In the children’s story, Chicken Little, Henny-Penny runs around saying the sky was falling. There’s a similar cry in “Unrivaled,” an essay by Stanley Bing. In it, he lists comments by pundits, past and present, who predicted that the sky was falling for American dominance on the world stage. He begins with the threat of communism, then moves to Japan’s economic influence and finally, to China’s rise to power. (“Unrivaled” by Stanley Bing, Fortune, 4/8/13 pg. 108)
Given all these dire predictions, the United States remains the primary economy of the world. Bing wonders why and ends his speculations by telling a story. It’s about an Albanian cab driver he met recently, a women who fled to the United States to escape political oppression. While she taxied Bing to his destination, she took one hand off the steering wheel and waved in a 360 circle at the wild scene of Midtown Manhattan. “This here,” she exclaimed was “the best place in the world.” (Ibid. pg 104).
The truth is, if many natural born Americans were asked to comment on what the cab driver said, they’d counter with an argument. They’d remind the woman that our government is ineffective, that the economy is growing at a scant 2%, that the job market is lousy and that wealth in the country is unevenly distributed. And that’s just a start. But I’m guessing the cab driver would reply that the government may be ineffective but it isn’t tyrannical, that the growth rate is low but the United States is one of the few countries in the world where there is growth, that the wealthy are getting wealthier, but there is still room for the American dream. Look at her. She’s a woman making a living as a taxi driver in Manhattan.
I think that Albanian cab driver got it right when she swept her hand around in a 360 degree circumference. She was pointing to diversity, that civility in disharmony. The United States is full of arguments whether it be gun control, abortion, or whether the blue states or red states are setting the right course for the country. We are a nation roiling in the stew of free debate. Generally, solutions arise from that debate.
Except for a handful of American Indians, all of us trace our origins to a foreign shore. Somehow, we have come together to live in peace, and we do — through good times and bad.
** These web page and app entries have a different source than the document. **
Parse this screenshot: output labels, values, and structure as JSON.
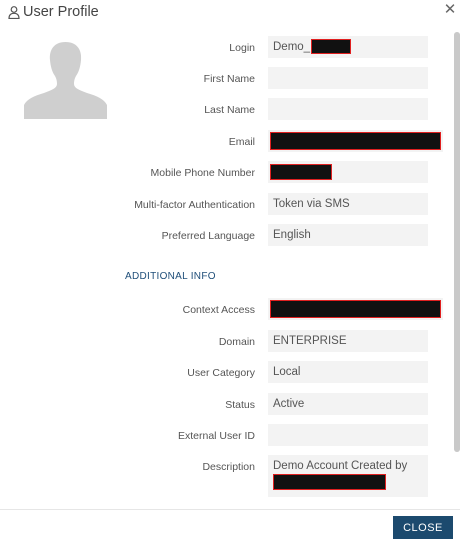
{
  "dialog": {
    "title": "User Profile",
    "close_icon": "close-icon",
    "user_icon": "user-icon"
  },
  "avatar": {
    "icon": "avatar-silhouette-icon"
  },
  "fields": {
    "login": {
      "label": "Login",
      "value": "Demo_"
    },
    "first_name": {
      "label": "First Name",
      "value": ""
    },
    "last_name": {
      "label": "Last Name",
      "value": ""
    },
    "email": {
      "label": "Email",
      "value": ""
    },
    "mobile_phone": {
      "label": "Mobile Phone Number",
      "value": ""
    },
    "mfa": {
      "label": "Multi-factor Authentication",
      "value": "Token via SMS"
    },
    "preferred_language": {
      "label": "Preferred Language",
      "value": "English"
    }
  },
  "additional_info": {
    "section_title": "ADDITIONAL INFO",
    "context_access": {
      "label": "Context Access",
      "value": ""
    },
    "domain": {
      "label": "Domain",
      "value": "ENTERPRISE"
    },
    "user_category": {
      "label": "User Category",
      "value": "Local"
    },
    "status": {
      "label": "Status",
      "value": "Active"
    },
    "external_user_id": {
      "label": "External User ID",
      "value": ""
    },
    "description": {
      "label": "Description",
      "value": "Demo Account Created by"
    }
  },
  "footer": {
    "close_label": "CLOSE"
  },
  "colors": {
    "primary_button": "#1c4a6e",
    "section_title": "#1f4e79",
    "redaction_border": "#e02020",
    "field_background": "#f3f3f3"
  }
}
Diversity is our strength because in seeking solutions to our problems, we’ve learned to compromise. May our Congress and the rest of us never forget that.
(Courtesy of www.allposters.com)